Monday, December 10, 2018
Nicholas Dieugenio, Mimi Solomon, Unraveling Beethoven, Modern Composers Today
And so we have this morning Unraveling Beethoven (New Focus Recordings FCR 217). The idea for this album was to commission five composers to write a work for violin and piano that took into account the ten Violin Sonatas Beethoven produced. Each work is a kind of unraveling and a reweaving into a new fabric. I react to each without thinking at all of that except in passing--for if listening without aid of a compass we follow the music willy-nilly--and so at times that seems best! I do so here. I hope it will help you see what is in this music via a kind of personal listening map in my own time and space.
"The Sky was Good for Flying" by David Kirkland Garner conveys lyrically stunning results in what one might call the "furling" motif for violin and piano. It is highly lyrical and very memorable.
Allen Anderson's "Linen" feels even more like a furling and a re-togethering of fine cloth. It has a bit more of the Modernist Edgy-Tonal spice distributed over its five Expressionist movements. You feel that Modern legacy strongly in ways that point it forward. There is the ghost of Berg's "Violin Concerto" to be heard here and it is a happy recalling of the power of that work. No doubt too there is the Sonata Beethoven as well, but it does not reach out and grab me directly as much as it lurks pervasively in the bedrock of this work. No matter for it is fine music.
"Olmsted" by Robert Honstein has the motility of minimalism yet it moves forward in ways that are directional more than circular, which of course befits a nod in Beethoven's direction. There is real engagement in the effervescence of it all. It makes very new use of the classical motion ideal of bow movements across all strings and a pronounced momentum in piano passagework--both rethought here in glowingly fresh ways. Then there are spaces for lyrical contemplation, which then blossom forth in intimate warmth and tender beauty. The scherzo-ish bursts of rapid figurations and silence set up a mercurial section that vibrates with expressive intensity. The work ends with a gentle dalliance in a motif that feels like a slow-motion trill and then a descending harmonic-"continuo" underpinning to set that all off very nicely. It is music that stands forth in lyrical singularity, post-Beethovenian and a feeling quite Neo-Classical in its working through of the bright glow of a tonal immersion.
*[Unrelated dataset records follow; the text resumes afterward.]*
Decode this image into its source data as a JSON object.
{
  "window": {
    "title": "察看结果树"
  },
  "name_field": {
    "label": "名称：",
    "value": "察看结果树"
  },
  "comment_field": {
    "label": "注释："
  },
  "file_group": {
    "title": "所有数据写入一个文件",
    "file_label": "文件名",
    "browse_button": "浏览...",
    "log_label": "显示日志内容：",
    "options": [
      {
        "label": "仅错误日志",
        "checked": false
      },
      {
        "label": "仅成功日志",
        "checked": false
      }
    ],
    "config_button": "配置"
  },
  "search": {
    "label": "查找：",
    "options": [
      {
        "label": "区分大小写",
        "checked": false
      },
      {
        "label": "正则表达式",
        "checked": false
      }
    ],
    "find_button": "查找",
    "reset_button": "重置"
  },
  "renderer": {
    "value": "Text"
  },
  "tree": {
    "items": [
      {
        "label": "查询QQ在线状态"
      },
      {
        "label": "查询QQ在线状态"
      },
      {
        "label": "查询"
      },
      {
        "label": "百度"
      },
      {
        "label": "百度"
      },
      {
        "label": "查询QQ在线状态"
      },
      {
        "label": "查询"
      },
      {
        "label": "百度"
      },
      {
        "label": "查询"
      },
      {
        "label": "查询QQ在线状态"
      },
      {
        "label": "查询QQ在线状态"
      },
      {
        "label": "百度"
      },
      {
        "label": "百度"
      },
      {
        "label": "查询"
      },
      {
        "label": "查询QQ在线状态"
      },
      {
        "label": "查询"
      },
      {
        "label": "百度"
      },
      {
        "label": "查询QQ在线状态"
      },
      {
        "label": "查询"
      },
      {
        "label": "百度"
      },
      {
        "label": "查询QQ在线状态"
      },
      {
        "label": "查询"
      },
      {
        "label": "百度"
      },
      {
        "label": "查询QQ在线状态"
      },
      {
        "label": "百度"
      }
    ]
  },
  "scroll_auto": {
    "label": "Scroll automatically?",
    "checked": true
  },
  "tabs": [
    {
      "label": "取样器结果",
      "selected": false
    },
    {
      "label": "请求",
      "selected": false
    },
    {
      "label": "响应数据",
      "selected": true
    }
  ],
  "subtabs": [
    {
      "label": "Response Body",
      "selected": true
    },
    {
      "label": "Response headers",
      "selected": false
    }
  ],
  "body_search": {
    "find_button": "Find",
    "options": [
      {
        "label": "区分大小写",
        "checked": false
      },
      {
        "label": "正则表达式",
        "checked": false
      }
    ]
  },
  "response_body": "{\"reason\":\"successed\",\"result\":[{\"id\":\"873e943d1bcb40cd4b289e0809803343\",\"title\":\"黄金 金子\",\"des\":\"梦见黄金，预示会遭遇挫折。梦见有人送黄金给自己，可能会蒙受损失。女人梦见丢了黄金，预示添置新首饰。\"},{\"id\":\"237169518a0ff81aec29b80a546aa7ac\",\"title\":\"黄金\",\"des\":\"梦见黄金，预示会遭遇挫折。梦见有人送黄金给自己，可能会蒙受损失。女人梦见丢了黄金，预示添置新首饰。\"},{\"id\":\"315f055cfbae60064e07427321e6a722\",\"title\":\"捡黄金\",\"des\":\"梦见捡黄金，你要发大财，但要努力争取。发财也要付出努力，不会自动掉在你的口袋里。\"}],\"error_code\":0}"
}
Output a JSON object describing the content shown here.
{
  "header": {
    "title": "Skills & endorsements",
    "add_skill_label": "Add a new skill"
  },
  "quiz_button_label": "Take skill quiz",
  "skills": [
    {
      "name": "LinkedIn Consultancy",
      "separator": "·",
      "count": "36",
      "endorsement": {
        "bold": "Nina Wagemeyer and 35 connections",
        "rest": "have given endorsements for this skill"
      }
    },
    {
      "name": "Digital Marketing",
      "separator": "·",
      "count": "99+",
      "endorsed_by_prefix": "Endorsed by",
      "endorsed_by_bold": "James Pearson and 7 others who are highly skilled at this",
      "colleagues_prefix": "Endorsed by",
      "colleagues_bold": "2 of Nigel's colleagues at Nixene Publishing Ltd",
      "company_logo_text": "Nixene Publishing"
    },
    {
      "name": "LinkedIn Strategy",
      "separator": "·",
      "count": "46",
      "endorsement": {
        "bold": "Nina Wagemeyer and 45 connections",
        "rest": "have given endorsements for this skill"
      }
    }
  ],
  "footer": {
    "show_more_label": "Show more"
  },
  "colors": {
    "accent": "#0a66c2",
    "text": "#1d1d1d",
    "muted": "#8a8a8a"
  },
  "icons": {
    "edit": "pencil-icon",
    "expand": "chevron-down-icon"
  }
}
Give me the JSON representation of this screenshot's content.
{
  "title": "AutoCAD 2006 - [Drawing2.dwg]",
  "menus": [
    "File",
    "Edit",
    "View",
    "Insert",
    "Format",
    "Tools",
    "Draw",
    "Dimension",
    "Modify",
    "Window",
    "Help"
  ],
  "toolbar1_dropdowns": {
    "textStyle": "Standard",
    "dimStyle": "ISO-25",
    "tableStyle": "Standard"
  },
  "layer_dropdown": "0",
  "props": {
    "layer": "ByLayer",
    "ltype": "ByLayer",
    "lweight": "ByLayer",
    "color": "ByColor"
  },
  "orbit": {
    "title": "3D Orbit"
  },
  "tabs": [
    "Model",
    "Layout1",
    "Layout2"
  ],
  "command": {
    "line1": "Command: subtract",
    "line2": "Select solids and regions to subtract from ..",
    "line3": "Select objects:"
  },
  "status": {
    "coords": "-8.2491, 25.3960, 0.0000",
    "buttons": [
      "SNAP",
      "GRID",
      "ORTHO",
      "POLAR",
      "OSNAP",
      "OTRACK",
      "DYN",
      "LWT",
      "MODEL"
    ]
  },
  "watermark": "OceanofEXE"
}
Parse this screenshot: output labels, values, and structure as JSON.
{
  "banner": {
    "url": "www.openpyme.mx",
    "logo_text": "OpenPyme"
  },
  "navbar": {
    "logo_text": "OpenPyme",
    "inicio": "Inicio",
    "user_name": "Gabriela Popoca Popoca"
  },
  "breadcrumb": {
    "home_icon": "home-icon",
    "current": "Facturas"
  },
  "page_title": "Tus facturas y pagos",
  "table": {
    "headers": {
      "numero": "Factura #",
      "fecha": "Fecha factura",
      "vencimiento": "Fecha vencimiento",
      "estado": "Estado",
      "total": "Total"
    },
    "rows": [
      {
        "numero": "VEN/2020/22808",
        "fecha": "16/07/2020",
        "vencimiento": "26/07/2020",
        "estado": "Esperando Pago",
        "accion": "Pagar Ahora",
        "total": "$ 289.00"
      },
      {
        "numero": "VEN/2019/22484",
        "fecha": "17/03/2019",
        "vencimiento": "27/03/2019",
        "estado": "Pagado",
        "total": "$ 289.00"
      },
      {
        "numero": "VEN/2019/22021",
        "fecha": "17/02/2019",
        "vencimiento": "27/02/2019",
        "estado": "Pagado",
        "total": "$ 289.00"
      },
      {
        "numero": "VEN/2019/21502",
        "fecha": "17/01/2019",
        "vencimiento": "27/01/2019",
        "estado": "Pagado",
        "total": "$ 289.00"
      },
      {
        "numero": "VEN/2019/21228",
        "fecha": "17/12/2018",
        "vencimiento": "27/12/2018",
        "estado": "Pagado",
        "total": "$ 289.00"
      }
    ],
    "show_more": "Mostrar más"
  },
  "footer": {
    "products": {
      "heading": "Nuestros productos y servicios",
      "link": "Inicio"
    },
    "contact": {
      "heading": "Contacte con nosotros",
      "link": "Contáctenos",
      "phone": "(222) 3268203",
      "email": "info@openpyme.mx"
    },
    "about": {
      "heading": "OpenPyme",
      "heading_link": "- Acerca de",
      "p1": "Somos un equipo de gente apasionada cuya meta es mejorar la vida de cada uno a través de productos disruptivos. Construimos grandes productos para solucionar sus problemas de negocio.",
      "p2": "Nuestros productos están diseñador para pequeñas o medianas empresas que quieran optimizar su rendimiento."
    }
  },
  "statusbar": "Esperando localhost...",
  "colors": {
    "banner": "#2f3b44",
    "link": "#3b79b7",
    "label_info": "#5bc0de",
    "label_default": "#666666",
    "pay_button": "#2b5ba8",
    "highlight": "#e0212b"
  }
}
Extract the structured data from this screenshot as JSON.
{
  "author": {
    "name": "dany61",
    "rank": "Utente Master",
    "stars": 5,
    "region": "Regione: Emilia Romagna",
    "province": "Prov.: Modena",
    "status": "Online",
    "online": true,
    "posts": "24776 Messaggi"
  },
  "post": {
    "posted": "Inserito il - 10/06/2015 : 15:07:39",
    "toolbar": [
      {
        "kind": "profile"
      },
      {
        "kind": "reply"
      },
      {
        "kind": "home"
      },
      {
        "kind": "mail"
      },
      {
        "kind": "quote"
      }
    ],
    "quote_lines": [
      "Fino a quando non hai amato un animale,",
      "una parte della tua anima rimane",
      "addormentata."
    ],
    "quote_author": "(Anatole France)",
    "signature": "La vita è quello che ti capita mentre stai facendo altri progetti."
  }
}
Tonia Ko's "Tribute (Axis II)" makes a headlong re-plunge into the more Edgy-Modernist world. The spectre of Crumb can be heard in the ghostingly ghosty open piano sounds and the mysterious high harmonic violin passages. Yet it is forward moving, not just some easy-peasy imitation. Well done. A probing aural journey is this.
Jesse Jones' "Scherzo (After Beethoven)" is the most Ludwig-ian of all these. It addresses the composer's love for the rapid-paced aspects of Beethoven. We feel the love in there and the good willing towards the Beethoven magesticality! A great big grin is this rapid and short conclusion!
So there we have it. It was a great idea and it inspires music considerably more subtle and wayfaring than a typical gesture of "tribute" might imply. In the end that is the ideal result since it brings the music forward rather than staying at rest in a backward modality. The duo of Dieugenio and Solomon are world-class and extraordinarily nuanced in how they bring out all the implications of these works. Bravo. Neo-Classicists take note. But all should no doubt hear this.